We really think of ourselves as a technology platform in the cloud for television. We’re basically enabling consumers to [individually access TV signals and] we charge the consumer a rational price for the technology. We don’t resell the content.
Our hope is that you end up in this à la carte world where you have technology that enables access to broadcast. Then you have other channels that come on and say, “For $1 I want to market to 1 million people” or 2 million people or whatever that happens to be. They’re happy providing that directly to consumers.
Can you take us behind the rationale for charging $12 a month, which is more than what Netflix or Hulu LLC’s premium service, Hulu Plus, charges?
If you call the cable company today and say, “I just want the basic [digital package], I want high-definition and I want a DVR,” you cannot touch that for less than $80 in any market, on average.
We did the math, and you can have a pretty reasonable business at $12. Whereas the current incumbents are at $80-plus for that. For that segment of the population of consumers, it’s an absolutely fantastic value. From a comparison perspective, Netflix I personally love but it’s a library [of content]. There’s no live TV, unlike a technology like Aereo. You can’t watch NFL games on Sunday.
[Aereo offers] a very attractive price point. But as I said, that’s not final and you’ll hear some announcements from us soon.
What are you doing to get around the broadband cap on mobile video?
Today, we try to educate the consumers around how much they’re consuming. There will be more features to educate consumers around those lines. But as a rational business person, I’m not averse to usage-based pricing. … What I’m more concerned about is neutrality, degradation of service, penalizing people that are competitive to you. Those kinds of things are a little bit more top-of-mind.

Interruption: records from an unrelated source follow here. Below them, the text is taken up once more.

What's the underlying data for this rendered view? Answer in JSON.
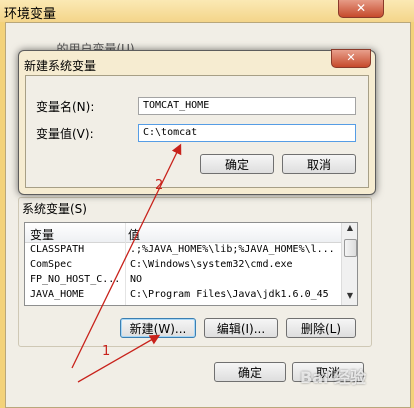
{
  "outer": {
    "title": "环境变量",
    "close": "✕",
    "user_section_label": "...的用户变量(U)",
    "system_section_label": "系统变量(S)",
    "columns": [
      "变量",
      "值"
    ],
    "rows": [
      {
        "name": "CLASSPATH",
        "value": ".;%JAVA_HOME%\\lib;%JAVA_HOME%\\l..."
      },
      {
        "name": "ComSpec",
        "value": "C:\\Windows\\system32\\cmd.exe"
      },
      {
        "name": "FP_NO_HOST_C...",
        "value": "NO"
      },
      {
        "name": "JAVA_HOME",
        "value": "C:\\Program Files\\Java\\jdk1.6.0_45"
      }
    ],
    "new_button": "新建(W)...",
    "edit_button": "编辑(I)...",
    "delete_button": "删除(L)",
    "ok_button": "确定",
    "cancel_button": "取消"
  },
  "dialog": {
    "title": "新建系统变量",
    "close": "✕",
    "name_label": "变量名(N):",
    "name_value": "TOMCAT_HOME",
    "value_label": "变量值(V):",
    "value_value": "C:\\tomcat",
    "ok_button": "确定",
    "cancel_button": "取消"
  },
  "annotations": {
    "step1": "1",
    "step2": "2",
    "color": "#c8221b"
  },
  "watermark": "Bai 经验"
}
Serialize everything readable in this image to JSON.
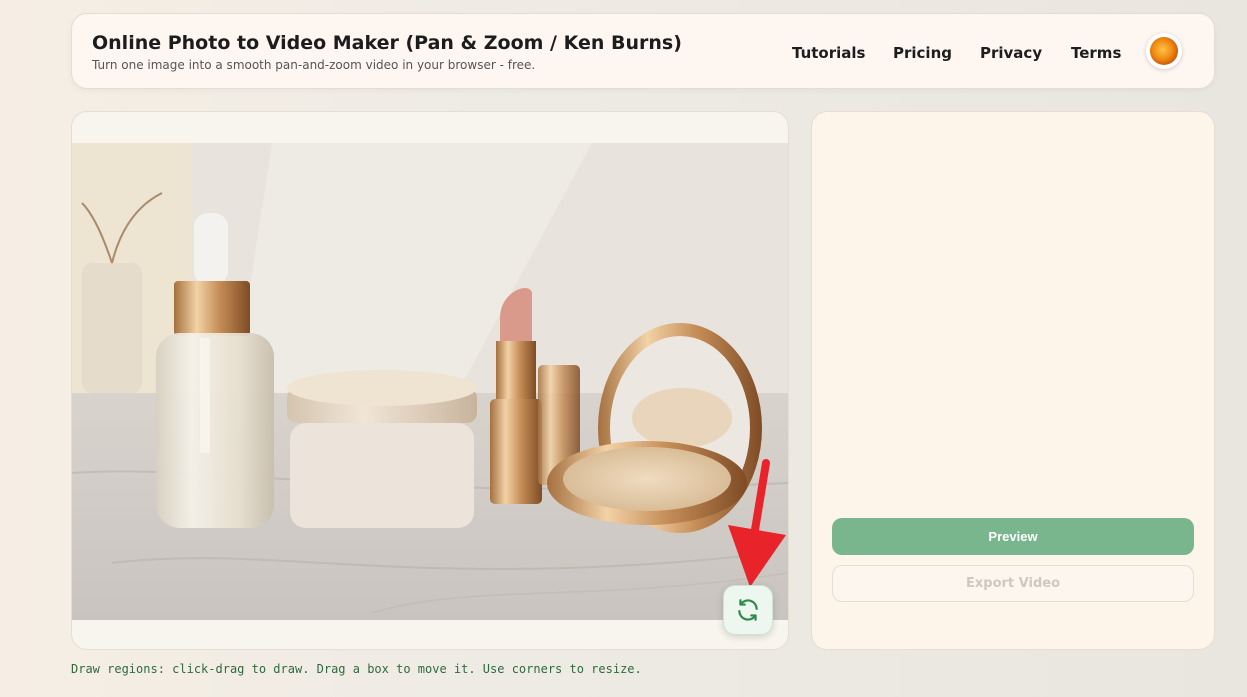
{
  "header": {
    "title": "Online Photo to Video Maker (Pan & Zoom / Ken Burns)",
    "subtitle": "Turn one image into a smooth pan-and-zoom video in your browser - free.",
    "nav": [
      {
        "label": "Tutorials"
      },
      {
        "label": "Pricing"
      },
      {
        "label": "Privacy"
      },
      {
        "label": "Terms"
      }
    ]
  },
  "canvas": {
    "image_description_icon": "photo-cosmetics",
    "refresh_icon": "refresh-icon"
  },
  "controls": {
    "preview_label": "Preview",
    "export_label": "Export Video"
  },
  "hint": "Draw regions: click-drag to draw. Drag a box to move it. Use corners to resize.",
  "colors": {
    "accent_green": "#79b58d",
    "annotation_arrow": "#e8232a"
  }
}
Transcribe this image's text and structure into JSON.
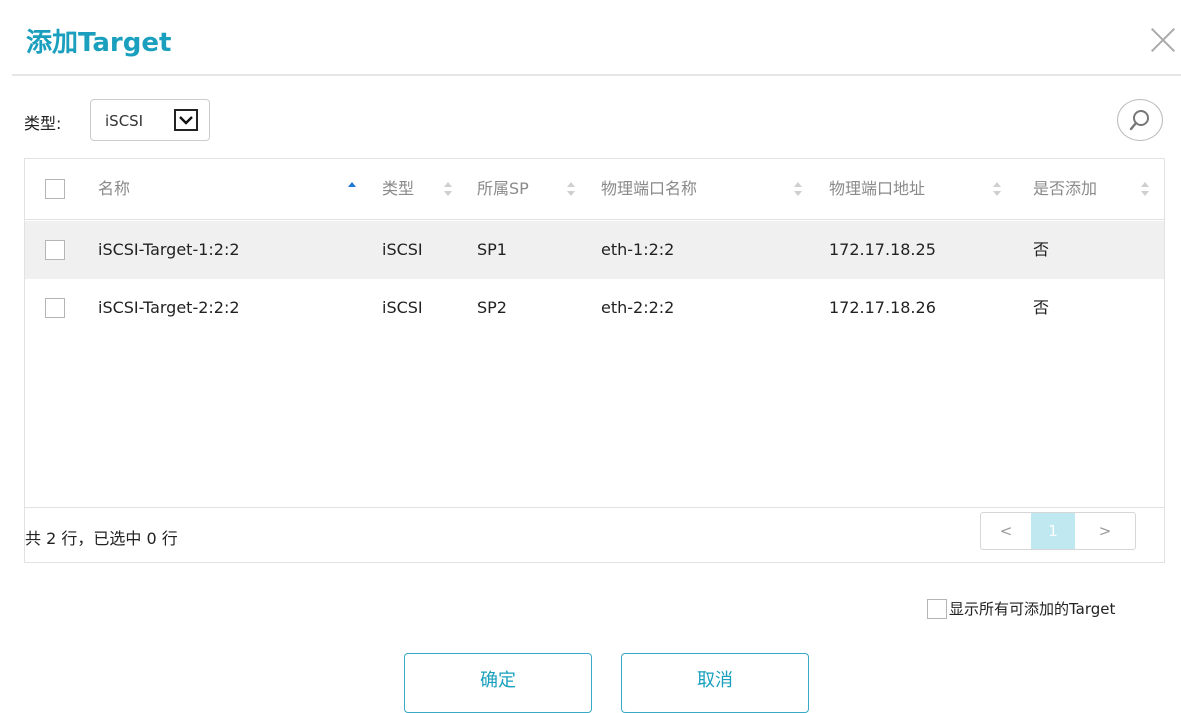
{
  "dialog": {
    "title": "添加Target"
  },
  "filter": {
    "label": "类型:",
    "type_value": "iSCSI"
  },
  "table": {
    "columns": [
      "名称",
      "类型",
      "所属SP",
      "物理端口名称",
      "物理端口地址",
      "是否添加"
    ],
    "rows": [
      [
        "iSCSI-Target-1:2:2",
        "iSCSI",
        "SP1",
        "eth-1:2:2",
        "172.17.18.25",
        "否"
      ],
      [
        "iSCSI-Target-2:2:2",
        "iSCSI",
        "SP2",
        "eth-2:2:2",
        "172.17.18.26",
        "否"
      ]
    ],
    "summary": "共 2 行，已选中 0 行"
  },
  "pagination": {
    "prev": "<",
    "current": "1",
    "next": ">"
  },
  "options": {
    "show_all_label": "显示所有可添加的Target"
  },
  "buttons": {
    "ok": "确定",
    "cancel": "取消"
  },
  "colors": {
    "accent": "#1aa0be",
    "row_highlight": "#f0f0f0",
    "page_active": "#bfe8f1"
  }
}
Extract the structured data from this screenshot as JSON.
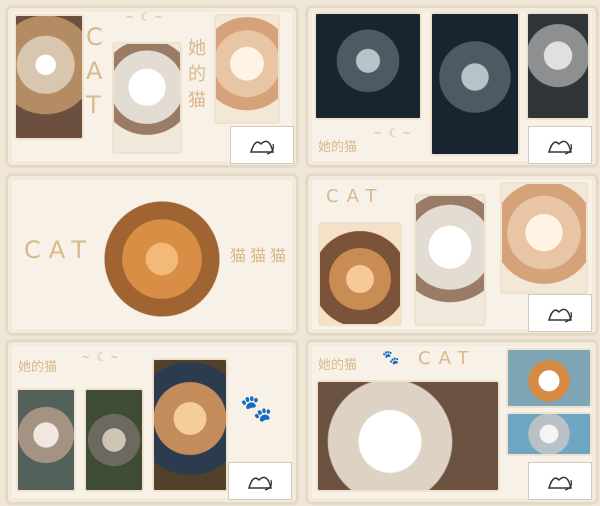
{
  "boards": [
    {
      "cat_text": "CAT",
      "cjk": "她的猫",
      "logo": "cat-logo"
    },
    {
      "cjk": "她的猫",
      "logo": "cat-logo"
    },
    {
      "cat_text": "CAT",
      "cjk": "猫猫猫"
    },
    {
      "cat_text": "CAT",
      "logo": "cat-logo"
    },
    {
      "cjk": "她的猫",
      "logo": "cat-logo"
    },
    {
      "cjk": "她的猫",
      "cat_text": "CAT",
      "logo": "cat-logo"
    }
  ],
  "colors": {
    "background": "#efe6d8",
    "board": "#f7f1e7",
    "accent": "#d8b98c"
  }
}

Any feedback from cable, satellite and telcos on your service?
They all love the experience we’ve created. Beyond that, there are a lot of conversations.
You did talk to broadcasters before and explained your technology to them. They sued you. What happened?
We told everybody what we were doing and what our plans were. We expected them to give us their reactions, which they didn’t. Then came the lawsuits.
There are no settlement talks going on?
The main thing is broadcasters are afraid of a disruption in the retransmission fee system or worse.
We’re not an MVPD, we’re not subject to retrans and also we don’t have the benefits of program access. … For them to sit there and say Aereo can cause mass cord-cutting when Aereo cannot get programming like HBO, like ESPN, like Turner [Broadcasting System Inc.] … where are the antennas for that segment of population that has already concluded they don’t want the cable for it or they never took it?
This is the same argument they used for VCRs, [that it will cause] the death of the industry, etc., and of course they make billions of dollars on home video. So to sit there presumptively and say that a technology that is intended for a niche is going to somehow destroy this whole industry is absolute ludicrousness.
On the contrary, what Aereo is doing is giving new users access to live [TV, and] that’s just more eyeballs. … There’s more opportunity for everyone.
Do you think you will prevail all the way based on Cablevision’s legal victory in the network DVR case?
It’s not just Aereo that is [banking] on the strength of Cablevision [Systems Corp.] Pretty much every cloud technology that’s coming out in the content realm is taking advantage of that precedent. Companies like ours, innovative new companies that come in, rely on those various strong precedents to say, “OK, courts said X, so now we can invest.” We didn’t go around and create something foolish. … We studied it carefully and created something that is highly compliant.
Can you say a DVR cannot play back a live program? That’s really what they’re asking [the court] to do. What’s the logic in that?
–Deborah Yao, SNL Kagan